- [Aim of the task]:
Print the full listing below exactly, keeping every character as it stands.

- [Provided data]:
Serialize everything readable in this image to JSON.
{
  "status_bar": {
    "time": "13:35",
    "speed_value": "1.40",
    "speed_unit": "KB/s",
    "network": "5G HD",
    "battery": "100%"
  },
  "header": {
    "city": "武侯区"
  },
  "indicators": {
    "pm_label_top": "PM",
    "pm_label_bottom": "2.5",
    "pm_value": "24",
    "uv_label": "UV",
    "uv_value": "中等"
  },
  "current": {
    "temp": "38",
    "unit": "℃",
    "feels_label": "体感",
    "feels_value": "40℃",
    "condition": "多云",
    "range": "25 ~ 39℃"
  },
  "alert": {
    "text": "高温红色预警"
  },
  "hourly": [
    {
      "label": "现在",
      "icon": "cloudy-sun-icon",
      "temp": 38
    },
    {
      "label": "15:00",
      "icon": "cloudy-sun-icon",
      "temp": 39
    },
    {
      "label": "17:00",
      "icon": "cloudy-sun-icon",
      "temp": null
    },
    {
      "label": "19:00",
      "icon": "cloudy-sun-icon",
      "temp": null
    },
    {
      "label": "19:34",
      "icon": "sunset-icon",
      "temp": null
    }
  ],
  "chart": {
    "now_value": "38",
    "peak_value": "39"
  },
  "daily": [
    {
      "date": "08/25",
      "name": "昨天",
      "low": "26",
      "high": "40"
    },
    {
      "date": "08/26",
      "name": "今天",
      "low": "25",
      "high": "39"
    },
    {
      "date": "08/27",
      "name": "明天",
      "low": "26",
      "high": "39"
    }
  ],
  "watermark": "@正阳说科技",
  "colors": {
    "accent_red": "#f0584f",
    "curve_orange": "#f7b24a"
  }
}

- [Exercise answer]:
Serialize everything readable in this image to JSON.
{
  "status_bar": {
    "time": "13:35",
    "speed_value": "1.40",
    "speed_unit": "KB/s",
    "network": "5G HD",
    "battery": "100%"
  },
  "header": {
    "city": "武侯区"
  },
  "indicators": {
    "pm_label_top": "PM",
    "pm_label_bottom": "2.5",
    "pm_value": "24",
    "uv_label": "UV",
    "uv_value": "中等"
  },
  "current": {
    "temp": "38",
    "unit": "℃",
    "feels_label": "体感",
    "feels_value": "40℃",
    "condition": "多云",
    "range": "25 ~ 39℃"
  },
  "alert": {
    "text": "高温红色预警"
  },
  "hourly": [
    {
      "label": "现在",
      "icon": "cloudy-sun-icon",
      "temp": 38
    },
    {
      "label": "15:00",
      "icon": "cloudy-sun-icon",
      "temp": 39
    },
    {
      "label": "17:00",
      "icon": "cloudy-sun-icon",
      "temp": null
    },
    {
      "label": "19:00",
      "icon": "cloudy-sun-icon",
      "temp": null
    },
    {
      "label": "19:34",
      "icon": "sunset-icon",
      "temp": null
    }
  ],
  "chart": {
    "now_value": "38",
    "peak_value": "39"
  },
  "daily": [
    {
      "date": "08/25",
      "name": "昨天",
      "low": "26",
      "high": "40"
    },
    {
      "date": "08/26",
      "name": "今天",
      "low": "25",
      "high": "39"
    },
    {
      "date": "08/27",
      "name": "明天",
      "low": "26",
      "high": "39"
    }
  ],
  "watermark": "@正阳说科技",
  "colors": {
    "accent_red": "#f0584f",
    "curve_orange": "#f7b24a"
  }
}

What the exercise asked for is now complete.